The manfriend and I were discussing this introversion/extroversion thing yesterday while driving to the 40th birthday party of one of my closest friends.  I was dreading attending, as I always do these sorts of social occasions.  Parties are occasions of silent almost-torture for me.  Which I guess doesn't necessarily make me an introvert, though.  Possibly I am simply a self-conscious, socially dysfunctional, introspective extrovert :)  But I do feel like I can understand the terrain a little, given my personality inadequacies :)   The manfriend, being a true introvert and shy to boot, and knowing absolutely nobody at the party we were going to, was dreading it even more than I.

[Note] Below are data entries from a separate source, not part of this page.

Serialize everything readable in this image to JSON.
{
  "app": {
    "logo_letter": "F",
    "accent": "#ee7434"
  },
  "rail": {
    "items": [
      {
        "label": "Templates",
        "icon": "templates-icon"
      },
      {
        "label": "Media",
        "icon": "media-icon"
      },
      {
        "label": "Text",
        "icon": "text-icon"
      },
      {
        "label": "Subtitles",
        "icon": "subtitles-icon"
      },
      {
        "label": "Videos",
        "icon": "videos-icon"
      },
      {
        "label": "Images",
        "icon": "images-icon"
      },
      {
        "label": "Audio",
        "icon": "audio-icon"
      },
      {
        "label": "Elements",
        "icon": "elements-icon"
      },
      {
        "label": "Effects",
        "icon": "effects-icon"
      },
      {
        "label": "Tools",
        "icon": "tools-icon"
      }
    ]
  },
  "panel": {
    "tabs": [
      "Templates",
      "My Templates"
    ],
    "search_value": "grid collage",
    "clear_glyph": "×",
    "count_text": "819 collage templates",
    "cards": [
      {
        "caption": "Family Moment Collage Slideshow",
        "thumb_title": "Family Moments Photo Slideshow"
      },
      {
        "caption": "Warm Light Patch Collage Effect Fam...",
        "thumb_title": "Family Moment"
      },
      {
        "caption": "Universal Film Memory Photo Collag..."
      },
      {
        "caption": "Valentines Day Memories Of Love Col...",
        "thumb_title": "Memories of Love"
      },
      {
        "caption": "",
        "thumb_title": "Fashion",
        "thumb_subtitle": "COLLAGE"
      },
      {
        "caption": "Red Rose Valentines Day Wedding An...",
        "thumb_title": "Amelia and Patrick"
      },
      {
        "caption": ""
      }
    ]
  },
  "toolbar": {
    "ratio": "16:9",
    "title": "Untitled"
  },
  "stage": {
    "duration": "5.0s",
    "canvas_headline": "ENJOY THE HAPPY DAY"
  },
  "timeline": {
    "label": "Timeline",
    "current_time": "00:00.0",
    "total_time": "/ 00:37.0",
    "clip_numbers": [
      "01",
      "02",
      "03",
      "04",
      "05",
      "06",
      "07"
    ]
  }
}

As we drove in the rain he was wondering what a social get-together of a bunch of true introverts would look like.  I wonder about that too.  What do you guys think?  

As Barbara mentioned in her post, there is a real tendency for extroverts to think that introverts are shy, arrogant and unsociable.  Some introverts may be any or all of those things, but to confuse those traits with introversion is really rather arrogant, when you think about it.  What extroverts are actually suggesting by that statement and others like it is that introverts are simply extroverts gone a little wrong somewhere, with a few minor personality disorders.  The comments in this article here are a real eye-opener about how irritating the misconceptions of extroverts can be :)

I would guess that the true-introverts-only social occasion would contain a pretty low incidence of small talk.  Introverts hate small talk, generally, and so do I.  And yet, despite that fact, the manfriend has informed me that I am not a true introvert, and as such will not be gaining an invite to the true-introverts-only social occasion.  And so all I can do is imagine how much more delightful and deep socialising with introverts would be, while not really having the right gear to be in the gang ;)  I do imagine, however, that a heavier dose of philosophy would go a long way toward making a night spent in a pub listening to people murdering karaoke songs next door just that little bit more palatable.